When the Firearms Act was introduced in 1995, a government-appointed advisory group on the gun registry program, the User Group on Firearms, came into being. It's mandate is to advise on the registration of firearms. It is to provide the government with a non-governmental perspective to ensure the program is effective, efficient and convenient to use for all firearm users.
The group is comprised of 14 people with varying firearm-related expertise. They include a Vancouver police officer, a chief firearms officer from one of the provinces (could also be federal), a representative of the Canadian Police Association, firearms safety instructors, firearms dealers, gun collectors, recreational hunters, outfitters, gun clubs and a wildlife association.
It's chair, Steve Torino, notes that as justice minister, Allan Rock attended every meeting of the User Group, as did the next justice minister, Anne McLellan.
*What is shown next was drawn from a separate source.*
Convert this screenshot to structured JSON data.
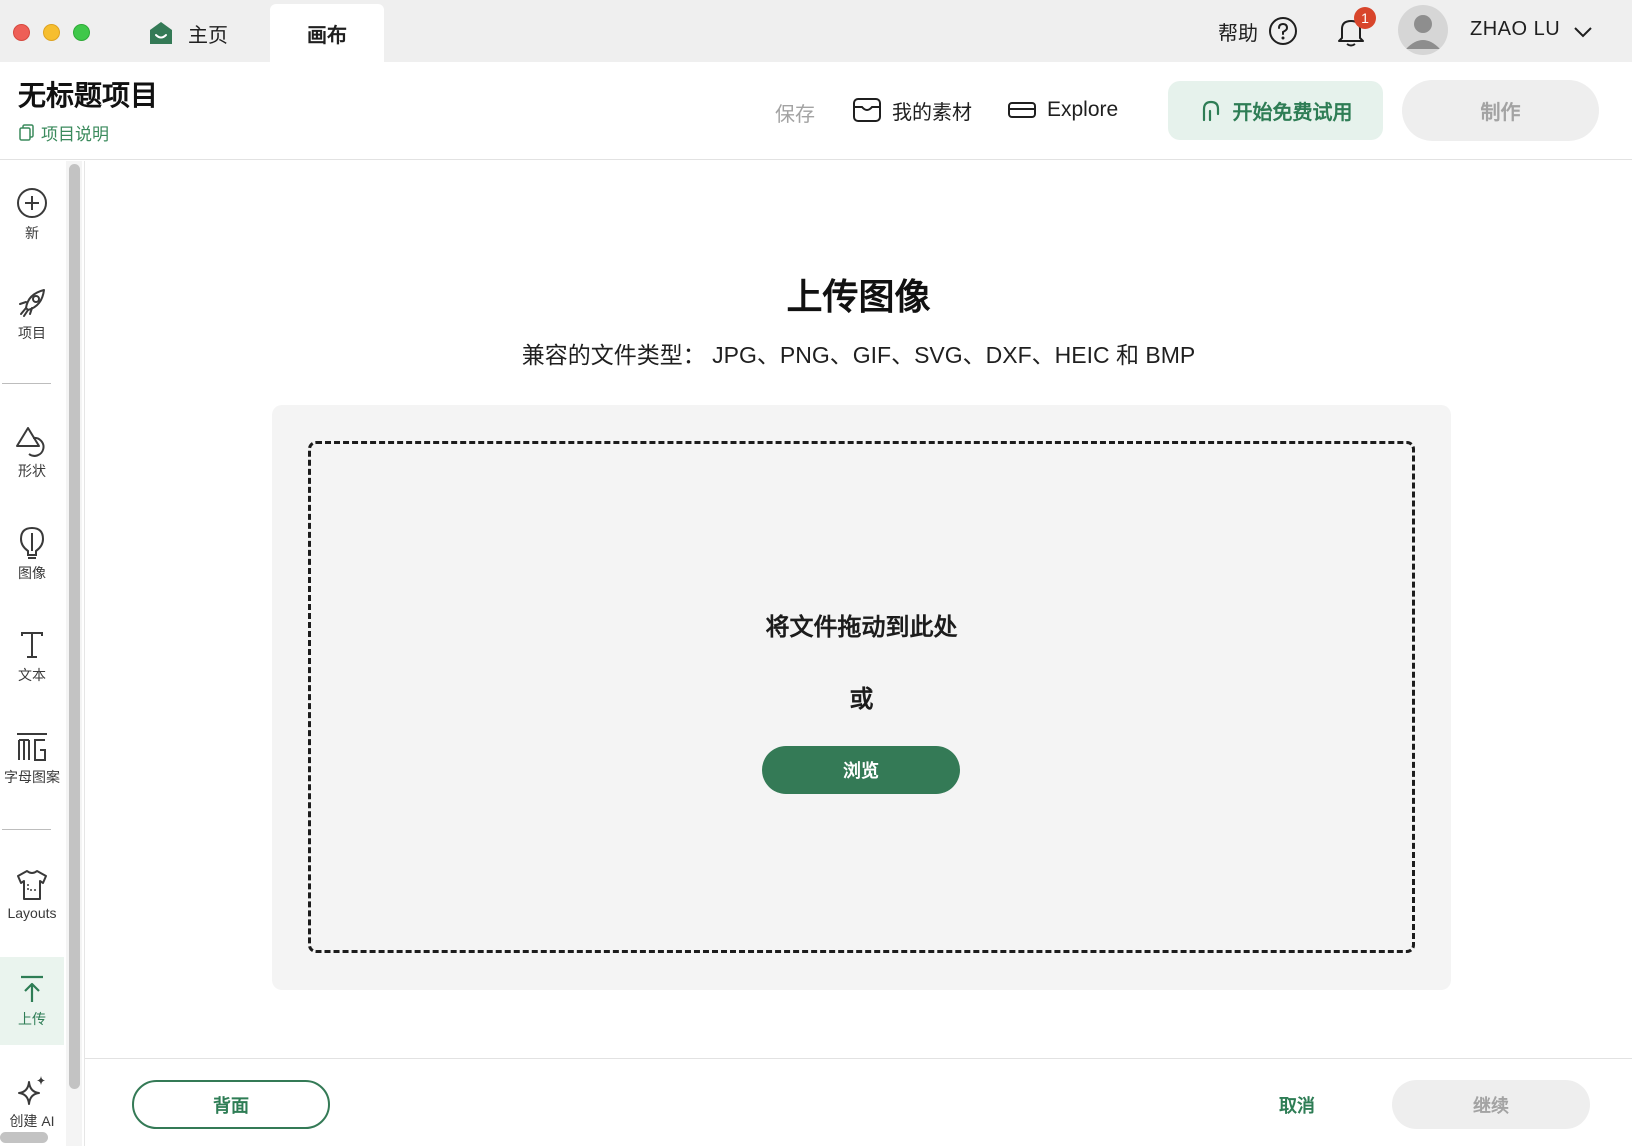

On the other hand, since his arrival on the scene in January 2002, Justice Minister Martin Couchon has not attended one meeting of the advisory group, Torino said. In fact, he has failed to meet with the experts on the board, despite requests to do so because of the growing problems with the firearms registry and licensing program.
The User Group made a recommendation to suspend the December 31 deadline for firearm registration following the critical report of Auditor General Sheila Fraser in December. The justice minister ignored this recommendation, however.
Instead of using his own appointed experts, Couchon has spent $152,000 on outside firms in an attempt to control the overspending and management fiasco at the Canadian Firearms Centre. A management trouble-shooting firm, HLB Decision Economics Inc. received a $92,000 contract and KPMG Accounts will earn $60,000 for their services.
To reward themselves for the fine work they are doing, more than 35 senior officials in the Dept. of Justice received bonuses averaging $7,400 in 2000. In 2001, the number receiving similar bonuses rose to 40.